The former Nazi concentration camp at Auschwitz is attracting so many visitors people may have to be turned away, staff there have warned.
The site, now a museum and memorial, saw a 40 per cent increase in visits in the first three months of 2015, compared with the previous year.
Staff advise people wishing to visit to book in advance online.
More than a million people, mostly Jews, died at Auschwitz, in Nazi-occupied Poland, during World War Two.
"We already see that on particular hours, long waiting may be necessary in order to enter the former camp," said Andrzej Kacorzyk, the museum's deputy director.
"If the attendance continues to grow in such a dynamic way in the months to follow, it may result in the fact that not all persons willing to enter the former camp and learn about the history of Auschwitz in its authentic space will be able to do it."

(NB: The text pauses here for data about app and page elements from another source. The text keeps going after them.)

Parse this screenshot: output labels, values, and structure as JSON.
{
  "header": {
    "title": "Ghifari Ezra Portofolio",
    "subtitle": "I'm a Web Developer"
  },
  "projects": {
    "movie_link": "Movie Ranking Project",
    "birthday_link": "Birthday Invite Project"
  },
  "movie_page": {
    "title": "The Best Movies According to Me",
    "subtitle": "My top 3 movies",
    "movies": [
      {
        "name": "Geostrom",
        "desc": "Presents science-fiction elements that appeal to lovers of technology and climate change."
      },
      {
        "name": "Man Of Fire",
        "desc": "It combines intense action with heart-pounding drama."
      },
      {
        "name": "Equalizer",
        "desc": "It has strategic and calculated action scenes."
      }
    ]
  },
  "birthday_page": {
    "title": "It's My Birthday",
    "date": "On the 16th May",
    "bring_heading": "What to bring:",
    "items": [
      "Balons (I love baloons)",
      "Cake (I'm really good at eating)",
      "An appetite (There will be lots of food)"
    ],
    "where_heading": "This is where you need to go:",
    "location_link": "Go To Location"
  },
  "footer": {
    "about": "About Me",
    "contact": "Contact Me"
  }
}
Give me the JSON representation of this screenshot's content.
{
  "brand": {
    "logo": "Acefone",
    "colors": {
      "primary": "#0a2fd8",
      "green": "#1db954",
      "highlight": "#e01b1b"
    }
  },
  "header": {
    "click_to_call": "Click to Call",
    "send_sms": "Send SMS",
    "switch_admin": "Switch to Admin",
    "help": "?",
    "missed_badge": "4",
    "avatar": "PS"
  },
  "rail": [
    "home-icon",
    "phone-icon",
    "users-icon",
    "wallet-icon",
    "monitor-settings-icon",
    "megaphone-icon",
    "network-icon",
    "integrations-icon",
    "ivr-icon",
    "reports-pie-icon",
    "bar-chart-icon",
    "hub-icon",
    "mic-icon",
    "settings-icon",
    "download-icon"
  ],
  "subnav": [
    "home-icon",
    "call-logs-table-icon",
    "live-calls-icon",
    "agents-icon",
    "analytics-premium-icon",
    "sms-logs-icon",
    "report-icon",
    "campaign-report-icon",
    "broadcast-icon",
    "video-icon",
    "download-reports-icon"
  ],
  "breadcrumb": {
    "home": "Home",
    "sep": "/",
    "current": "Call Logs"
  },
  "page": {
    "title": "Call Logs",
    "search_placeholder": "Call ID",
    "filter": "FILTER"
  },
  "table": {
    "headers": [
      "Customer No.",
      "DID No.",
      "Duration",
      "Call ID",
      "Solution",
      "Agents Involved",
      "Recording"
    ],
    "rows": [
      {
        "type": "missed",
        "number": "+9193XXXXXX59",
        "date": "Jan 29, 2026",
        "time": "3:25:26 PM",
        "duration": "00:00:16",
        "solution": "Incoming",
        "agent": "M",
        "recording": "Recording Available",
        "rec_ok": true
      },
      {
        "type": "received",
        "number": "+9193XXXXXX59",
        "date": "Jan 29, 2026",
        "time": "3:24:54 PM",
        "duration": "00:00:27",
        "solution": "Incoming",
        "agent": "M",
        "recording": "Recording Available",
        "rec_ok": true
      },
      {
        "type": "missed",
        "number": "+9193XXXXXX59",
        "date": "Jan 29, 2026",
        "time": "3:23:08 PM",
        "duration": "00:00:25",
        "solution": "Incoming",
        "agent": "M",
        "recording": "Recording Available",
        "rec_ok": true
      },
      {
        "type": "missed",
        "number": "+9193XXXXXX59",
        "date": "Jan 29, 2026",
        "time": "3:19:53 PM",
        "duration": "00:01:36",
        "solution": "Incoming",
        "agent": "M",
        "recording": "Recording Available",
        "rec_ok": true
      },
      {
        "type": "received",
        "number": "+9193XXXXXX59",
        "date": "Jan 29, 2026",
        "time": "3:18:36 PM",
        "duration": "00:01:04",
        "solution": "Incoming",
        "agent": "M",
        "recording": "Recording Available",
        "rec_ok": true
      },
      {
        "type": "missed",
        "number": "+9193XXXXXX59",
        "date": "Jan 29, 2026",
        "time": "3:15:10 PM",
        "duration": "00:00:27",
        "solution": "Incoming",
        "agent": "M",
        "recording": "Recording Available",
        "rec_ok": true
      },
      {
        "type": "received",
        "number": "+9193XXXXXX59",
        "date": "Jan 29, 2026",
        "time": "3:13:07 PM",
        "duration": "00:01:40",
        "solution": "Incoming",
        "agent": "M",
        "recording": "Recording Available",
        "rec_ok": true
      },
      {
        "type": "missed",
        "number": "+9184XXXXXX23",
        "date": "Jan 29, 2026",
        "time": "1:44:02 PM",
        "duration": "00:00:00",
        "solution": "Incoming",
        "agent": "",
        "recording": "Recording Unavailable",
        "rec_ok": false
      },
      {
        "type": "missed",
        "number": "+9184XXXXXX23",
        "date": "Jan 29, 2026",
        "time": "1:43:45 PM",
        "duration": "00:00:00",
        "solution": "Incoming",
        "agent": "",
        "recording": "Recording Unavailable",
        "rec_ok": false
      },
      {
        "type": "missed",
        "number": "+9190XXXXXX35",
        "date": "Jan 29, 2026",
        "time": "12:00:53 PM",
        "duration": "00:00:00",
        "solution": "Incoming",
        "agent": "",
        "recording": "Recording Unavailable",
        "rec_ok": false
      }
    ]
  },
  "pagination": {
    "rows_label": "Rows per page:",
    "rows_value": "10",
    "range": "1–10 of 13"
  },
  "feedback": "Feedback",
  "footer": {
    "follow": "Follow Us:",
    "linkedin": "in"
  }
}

This year the death camp marked 70 years since its liberation by Soviet soldiers, a possible explanation for the surge in visitors.
But attendances had already been growing, with a record 1.5m people visiting in 2014.
The news came as a former Nazi SS guard at the camp began the second day of his trial on charges of being an accessory to the murder of at least 300,000 Jews.
Oskar Groening, 93, has admitted he was "morally" guilty but said it was up to the court to decide whether he was guilty under criminal law.